Go through the data below and return each line where the string "label" occurs.

> DATA IN THIS EXERCISE:
Start of Block

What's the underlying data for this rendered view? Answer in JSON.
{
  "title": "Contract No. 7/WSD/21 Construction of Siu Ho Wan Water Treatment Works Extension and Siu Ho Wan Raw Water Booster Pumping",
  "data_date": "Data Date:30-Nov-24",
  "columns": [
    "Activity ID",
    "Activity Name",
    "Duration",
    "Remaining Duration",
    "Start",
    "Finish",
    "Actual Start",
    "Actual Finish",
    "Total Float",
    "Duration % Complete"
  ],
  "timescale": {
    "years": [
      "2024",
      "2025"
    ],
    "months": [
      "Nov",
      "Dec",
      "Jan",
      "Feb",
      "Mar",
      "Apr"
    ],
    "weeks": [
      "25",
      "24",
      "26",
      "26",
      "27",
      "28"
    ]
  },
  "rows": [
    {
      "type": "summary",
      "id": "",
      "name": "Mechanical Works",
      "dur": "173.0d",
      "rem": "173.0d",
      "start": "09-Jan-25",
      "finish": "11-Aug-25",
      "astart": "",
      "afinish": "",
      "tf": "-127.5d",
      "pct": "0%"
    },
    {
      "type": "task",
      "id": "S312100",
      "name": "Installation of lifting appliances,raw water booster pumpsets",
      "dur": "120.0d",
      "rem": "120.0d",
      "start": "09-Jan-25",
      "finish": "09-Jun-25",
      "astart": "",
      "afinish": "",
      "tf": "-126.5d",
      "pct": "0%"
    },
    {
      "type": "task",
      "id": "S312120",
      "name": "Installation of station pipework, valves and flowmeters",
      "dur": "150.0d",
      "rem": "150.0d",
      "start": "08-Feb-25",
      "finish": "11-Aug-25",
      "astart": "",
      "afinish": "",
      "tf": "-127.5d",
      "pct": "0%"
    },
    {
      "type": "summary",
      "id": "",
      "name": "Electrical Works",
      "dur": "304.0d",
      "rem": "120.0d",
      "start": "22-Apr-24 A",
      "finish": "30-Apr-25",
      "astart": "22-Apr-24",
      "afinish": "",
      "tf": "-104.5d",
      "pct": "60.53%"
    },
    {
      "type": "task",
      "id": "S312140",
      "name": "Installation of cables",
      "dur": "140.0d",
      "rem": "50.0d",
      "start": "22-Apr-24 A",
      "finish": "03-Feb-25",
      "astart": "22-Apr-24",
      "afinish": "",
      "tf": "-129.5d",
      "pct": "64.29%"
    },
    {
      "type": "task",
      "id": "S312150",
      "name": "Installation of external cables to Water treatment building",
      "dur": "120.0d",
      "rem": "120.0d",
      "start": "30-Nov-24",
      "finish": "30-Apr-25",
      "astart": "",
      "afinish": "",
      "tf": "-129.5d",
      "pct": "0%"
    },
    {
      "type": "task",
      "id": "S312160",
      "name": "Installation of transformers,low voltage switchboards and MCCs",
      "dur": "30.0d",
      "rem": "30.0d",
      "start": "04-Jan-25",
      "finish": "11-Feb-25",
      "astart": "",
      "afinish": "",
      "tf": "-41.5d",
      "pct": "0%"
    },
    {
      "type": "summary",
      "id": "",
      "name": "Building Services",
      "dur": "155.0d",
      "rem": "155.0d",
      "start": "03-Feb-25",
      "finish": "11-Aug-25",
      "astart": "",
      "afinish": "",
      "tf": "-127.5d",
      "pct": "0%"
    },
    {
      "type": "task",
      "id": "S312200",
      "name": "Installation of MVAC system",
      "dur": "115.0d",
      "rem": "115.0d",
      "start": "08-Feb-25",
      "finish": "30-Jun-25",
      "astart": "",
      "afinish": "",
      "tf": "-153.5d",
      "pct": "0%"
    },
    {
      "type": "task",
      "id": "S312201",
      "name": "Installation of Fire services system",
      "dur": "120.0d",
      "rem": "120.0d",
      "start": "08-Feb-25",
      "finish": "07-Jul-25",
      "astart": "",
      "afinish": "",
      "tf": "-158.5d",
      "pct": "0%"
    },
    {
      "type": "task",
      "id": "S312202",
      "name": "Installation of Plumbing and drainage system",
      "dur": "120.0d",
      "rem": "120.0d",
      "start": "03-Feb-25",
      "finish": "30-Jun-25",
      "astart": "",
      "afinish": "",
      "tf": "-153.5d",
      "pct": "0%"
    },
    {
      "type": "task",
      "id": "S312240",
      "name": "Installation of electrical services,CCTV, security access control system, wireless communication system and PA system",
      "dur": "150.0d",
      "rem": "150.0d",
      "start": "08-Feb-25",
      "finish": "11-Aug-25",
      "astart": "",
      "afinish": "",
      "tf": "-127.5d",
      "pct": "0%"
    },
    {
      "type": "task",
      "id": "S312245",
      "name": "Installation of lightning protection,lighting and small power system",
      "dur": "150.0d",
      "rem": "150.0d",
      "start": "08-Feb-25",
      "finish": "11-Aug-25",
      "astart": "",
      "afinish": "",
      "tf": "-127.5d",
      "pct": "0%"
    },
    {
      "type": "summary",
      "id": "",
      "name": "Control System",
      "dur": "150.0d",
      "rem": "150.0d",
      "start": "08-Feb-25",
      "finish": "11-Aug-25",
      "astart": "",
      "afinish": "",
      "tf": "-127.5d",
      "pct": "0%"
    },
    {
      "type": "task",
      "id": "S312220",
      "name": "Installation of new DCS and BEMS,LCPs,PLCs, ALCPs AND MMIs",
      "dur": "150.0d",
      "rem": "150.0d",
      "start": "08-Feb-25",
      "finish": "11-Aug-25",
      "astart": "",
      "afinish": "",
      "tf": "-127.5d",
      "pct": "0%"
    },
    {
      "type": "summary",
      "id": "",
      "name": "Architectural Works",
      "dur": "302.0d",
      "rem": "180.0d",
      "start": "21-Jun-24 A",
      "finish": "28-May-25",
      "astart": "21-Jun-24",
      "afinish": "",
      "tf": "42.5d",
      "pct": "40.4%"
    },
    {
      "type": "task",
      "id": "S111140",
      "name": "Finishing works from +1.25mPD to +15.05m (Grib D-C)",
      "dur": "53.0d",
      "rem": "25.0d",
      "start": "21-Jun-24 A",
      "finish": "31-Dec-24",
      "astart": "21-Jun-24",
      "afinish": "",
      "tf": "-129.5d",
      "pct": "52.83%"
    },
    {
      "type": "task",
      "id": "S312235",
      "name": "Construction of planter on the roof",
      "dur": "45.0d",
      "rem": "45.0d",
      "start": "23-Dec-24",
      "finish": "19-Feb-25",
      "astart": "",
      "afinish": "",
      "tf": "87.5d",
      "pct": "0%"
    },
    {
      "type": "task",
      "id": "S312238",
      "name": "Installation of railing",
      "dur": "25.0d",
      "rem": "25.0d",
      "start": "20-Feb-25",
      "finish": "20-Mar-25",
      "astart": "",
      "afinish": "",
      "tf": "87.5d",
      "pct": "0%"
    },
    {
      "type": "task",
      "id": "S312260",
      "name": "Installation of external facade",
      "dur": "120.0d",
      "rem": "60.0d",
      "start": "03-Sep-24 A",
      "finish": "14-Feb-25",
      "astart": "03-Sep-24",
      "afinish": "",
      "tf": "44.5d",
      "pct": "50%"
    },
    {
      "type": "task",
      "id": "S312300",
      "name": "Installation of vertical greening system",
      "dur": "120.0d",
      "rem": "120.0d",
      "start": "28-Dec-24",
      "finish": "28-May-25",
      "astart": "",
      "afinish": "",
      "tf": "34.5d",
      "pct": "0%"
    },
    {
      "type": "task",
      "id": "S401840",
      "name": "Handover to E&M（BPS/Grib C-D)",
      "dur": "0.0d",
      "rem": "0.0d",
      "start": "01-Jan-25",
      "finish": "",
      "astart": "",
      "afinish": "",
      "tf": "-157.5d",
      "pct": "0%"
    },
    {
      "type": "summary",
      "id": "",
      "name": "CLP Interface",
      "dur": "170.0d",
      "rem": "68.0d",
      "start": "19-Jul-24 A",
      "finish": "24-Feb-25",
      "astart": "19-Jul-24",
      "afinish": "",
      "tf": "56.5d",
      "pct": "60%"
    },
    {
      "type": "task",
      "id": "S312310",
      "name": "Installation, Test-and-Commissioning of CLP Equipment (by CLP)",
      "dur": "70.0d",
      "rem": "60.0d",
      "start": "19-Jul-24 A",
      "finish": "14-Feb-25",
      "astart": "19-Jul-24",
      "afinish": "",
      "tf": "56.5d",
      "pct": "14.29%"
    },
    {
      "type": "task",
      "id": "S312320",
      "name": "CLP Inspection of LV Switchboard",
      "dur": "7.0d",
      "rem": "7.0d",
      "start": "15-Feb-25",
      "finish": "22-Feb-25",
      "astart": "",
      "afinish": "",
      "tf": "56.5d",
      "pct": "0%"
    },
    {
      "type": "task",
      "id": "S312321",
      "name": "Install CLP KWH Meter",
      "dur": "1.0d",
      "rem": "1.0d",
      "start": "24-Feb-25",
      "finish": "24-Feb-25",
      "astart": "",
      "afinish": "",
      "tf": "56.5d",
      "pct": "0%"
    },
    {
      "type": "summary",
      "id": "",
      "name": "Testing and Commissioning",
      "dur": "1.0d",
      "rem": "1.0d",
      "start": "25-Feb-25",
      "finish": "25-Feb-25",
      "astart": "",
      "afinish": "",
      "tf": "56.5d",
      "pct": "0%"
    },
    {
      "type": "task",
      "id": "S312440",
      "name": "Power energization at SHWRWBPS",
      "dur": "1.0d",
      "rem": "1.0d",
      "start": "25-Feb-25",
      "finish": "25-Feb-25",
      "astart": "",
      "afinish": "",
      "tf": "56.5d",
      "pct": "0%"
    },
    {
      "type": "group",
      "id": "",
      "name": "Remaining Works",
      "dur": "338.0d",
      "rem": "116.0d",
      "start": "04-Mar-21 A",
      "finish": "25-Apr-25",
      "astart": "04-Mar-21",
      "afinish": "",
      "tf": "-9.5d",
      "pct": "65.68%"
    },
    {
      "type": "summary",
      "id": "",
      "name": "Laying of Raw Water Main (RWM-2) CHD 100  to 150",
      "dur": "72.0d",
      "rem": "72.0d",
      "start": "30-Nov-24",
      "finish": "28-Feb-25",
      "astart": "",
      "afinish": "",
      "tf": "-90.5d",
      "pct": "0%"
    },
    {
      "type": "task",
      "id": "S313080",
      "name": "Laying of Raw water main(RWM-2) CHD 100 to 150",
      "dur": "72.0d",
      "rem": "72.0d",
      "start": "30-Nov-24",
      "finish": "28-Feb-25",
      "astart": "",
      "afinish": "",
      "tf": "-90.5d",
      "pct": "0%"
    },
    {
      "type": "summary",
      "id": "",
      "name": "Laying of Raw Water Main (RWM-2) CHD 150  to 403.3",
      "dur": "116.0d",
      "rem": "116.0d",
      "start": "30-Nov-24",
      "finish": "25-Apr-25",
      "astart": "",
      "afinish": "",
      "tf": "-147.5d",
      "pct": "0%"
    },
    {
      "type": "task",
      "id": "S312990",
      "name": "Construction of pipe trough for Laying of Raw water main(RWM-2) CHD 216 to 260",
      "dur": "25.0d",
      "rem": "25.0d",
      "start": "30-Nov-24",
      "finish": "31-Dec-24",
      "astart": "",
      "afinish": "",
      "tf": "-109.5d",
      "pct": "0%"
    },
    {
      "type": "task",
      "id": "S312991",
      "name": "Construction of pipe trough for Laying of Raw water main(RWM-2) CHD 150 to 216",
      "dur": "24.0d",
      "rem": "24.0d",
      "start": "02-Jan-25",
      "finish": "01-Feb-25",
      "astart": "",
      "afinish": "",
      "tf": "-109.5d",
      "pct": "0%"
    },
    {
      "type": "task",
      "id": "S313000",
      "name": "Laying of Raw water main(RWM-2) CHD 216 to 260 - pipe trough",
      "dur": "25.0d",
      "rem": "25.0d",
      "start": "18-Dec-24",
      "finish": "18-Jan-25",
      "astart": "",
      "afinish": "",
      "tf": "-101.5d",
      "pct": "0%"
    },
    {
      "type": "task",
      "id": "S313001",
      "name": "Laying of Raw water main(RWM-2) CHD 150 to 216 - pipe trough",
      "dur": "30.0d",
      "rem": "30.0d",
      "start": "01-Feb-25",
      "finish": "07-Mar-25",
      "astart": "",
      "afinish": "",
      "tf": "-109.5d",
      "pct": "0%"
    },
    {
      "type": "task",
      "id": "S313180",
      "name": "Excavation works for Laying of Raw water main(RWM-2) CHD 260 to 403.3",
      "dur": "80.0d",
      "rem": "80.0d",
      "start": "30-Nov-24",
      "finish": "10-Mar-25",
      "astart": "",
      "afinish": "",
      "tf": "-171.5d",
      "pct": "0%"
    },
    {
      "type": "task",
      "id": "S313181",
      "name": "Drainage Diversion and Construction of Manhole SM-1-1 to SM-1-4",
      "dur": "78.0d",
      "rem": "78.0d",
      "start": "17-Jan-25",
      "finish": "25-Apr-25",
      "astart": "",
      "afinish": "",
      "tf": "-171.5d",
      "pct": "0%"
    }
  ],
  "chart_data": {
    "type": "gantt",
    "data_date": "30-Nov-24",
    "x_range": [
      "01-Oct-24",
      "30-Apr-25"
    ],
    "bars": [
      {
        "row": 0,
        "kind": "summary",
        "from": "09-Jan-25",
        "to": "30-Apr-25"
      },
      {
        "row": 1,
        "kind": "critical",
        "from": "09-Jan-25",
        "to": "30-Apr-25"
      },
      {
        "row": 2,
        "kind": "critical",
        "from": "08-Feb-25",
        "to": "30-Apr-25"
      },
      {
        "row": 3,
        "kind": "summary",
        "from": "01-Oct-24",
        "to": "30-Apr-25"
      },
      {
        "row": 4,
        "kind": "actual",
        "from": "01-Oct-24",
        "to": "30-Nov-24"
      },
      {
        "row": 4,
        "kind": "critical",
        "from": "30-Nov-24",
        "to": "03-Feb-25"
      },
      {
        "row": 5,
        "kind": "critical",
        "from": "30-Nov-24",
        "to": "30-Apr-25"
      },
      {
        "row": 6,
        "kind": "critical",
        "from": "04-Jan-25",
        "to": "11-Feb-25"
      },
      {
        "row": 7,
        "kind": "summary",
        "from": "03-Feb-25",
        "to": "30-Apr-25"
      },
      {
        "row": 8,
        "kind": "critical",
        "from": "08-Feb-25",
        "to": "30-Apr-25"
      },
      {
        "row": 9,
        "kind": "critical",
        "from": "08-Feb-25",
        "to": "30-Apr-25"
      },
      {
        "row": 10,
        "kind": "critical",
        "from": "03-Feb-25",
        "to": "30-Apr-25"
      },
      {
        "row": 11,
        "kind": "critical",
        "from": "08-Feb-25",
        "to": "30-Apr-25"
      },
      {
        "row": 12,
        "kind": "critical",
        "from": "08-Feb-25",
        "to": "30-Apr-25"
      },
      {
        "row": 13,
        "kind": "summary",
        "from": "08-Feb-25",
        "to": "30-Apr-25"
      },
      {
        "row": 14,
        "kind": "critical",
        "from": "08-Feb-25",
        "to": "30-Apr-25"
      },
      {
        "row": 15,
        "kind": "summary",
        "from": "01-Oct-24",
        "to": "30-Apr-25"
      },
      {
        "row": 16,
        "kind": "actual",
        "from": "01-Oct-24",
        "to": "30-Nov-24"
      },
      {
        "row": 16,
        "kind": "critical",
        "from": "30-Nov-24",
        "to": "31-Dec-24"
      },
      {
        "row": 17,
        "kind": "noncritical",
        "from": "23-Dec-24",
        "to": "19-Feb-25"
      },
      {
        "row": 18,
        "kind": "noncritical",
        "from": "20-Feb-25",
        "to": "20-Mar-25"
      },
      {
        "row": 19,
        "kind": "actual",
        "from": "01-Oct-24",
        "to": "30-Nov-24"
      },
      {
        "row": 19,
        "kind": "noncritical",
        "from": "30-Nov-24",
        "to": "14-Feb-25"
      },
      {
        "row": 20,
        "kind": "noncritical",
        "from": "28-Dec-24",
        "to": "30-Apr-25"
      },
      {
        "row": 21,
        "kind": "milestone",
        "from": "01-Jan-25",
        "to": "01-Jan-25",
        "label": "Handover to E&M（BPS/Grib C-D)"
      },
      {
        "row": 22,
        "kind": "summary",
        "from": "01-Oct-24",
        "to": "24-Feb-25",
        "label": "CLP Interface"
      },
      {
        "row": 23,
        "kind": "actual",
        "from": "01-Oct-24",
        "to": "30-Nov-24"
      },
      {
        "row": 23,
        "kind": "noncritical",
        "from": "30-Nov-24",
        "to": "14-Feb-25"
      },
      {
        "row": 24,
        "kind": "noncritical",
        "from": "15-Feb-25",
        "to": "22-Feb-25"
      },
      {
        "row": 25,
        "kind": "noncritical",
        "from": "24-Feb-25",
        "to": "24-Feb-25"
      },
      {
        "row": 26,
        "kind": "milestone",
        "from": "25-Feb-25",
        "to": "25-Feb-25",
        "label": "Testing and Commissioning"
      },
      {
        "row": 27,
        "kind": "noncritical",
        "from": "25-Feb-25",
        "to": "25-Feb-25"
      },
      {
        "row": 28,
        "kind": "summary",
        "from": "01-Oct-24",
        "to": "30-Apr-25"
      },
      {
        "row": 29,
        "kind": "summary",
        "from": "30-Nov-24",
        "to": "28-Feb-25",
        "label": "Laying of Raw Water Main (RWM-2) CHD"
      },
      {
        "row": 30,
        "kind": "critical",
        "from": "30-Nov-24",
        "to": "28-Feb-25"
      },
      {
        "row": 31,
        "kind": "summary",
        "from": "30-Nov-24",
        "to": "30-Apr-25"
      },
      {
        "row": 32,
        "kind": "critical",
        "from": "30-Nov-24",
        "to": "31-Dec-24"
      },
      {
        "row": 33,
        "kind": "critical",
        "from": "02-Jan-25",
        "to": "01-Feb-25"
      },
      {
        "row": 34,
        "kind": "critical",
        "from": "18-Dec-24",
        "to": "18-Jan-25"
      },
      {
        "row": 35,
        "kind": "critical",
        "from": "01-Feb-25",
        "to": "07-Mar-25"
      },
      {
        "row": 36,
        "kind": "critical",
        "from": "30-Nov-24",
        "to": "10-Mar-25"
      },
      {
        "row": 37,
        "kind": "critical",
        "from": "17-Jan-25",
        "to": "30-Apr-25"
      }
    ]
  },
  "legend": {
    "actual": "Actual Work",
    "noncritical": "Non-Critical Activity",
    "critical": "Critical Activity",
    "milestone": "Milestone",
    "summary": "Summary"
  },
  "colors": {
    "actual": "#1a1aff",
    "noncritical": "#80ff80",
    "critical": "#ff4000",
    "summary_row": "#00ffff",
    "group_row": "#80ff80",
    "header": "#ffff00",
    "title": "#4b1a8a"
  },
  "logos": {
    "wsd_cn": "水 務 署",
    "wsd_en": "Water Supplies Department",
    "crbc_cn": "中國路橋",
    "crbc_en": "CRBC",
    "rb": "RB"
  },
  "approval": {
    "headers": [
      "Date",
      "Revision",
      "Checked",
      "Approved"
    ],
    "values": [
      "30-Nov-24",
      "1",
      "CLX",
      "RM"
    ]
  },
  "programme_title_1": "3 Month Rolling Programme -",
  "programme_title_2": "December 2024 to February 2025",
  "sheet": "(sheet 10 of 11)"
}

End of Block

> TASK RESPONSE:
        "label": "Handover to E&M（BPS/Grib C-D)"
        "label": "CLP Interface"
        "label": "Testing and Commissioning"
        "label": "Laying of Raw Water Main (RWM-2) CHD"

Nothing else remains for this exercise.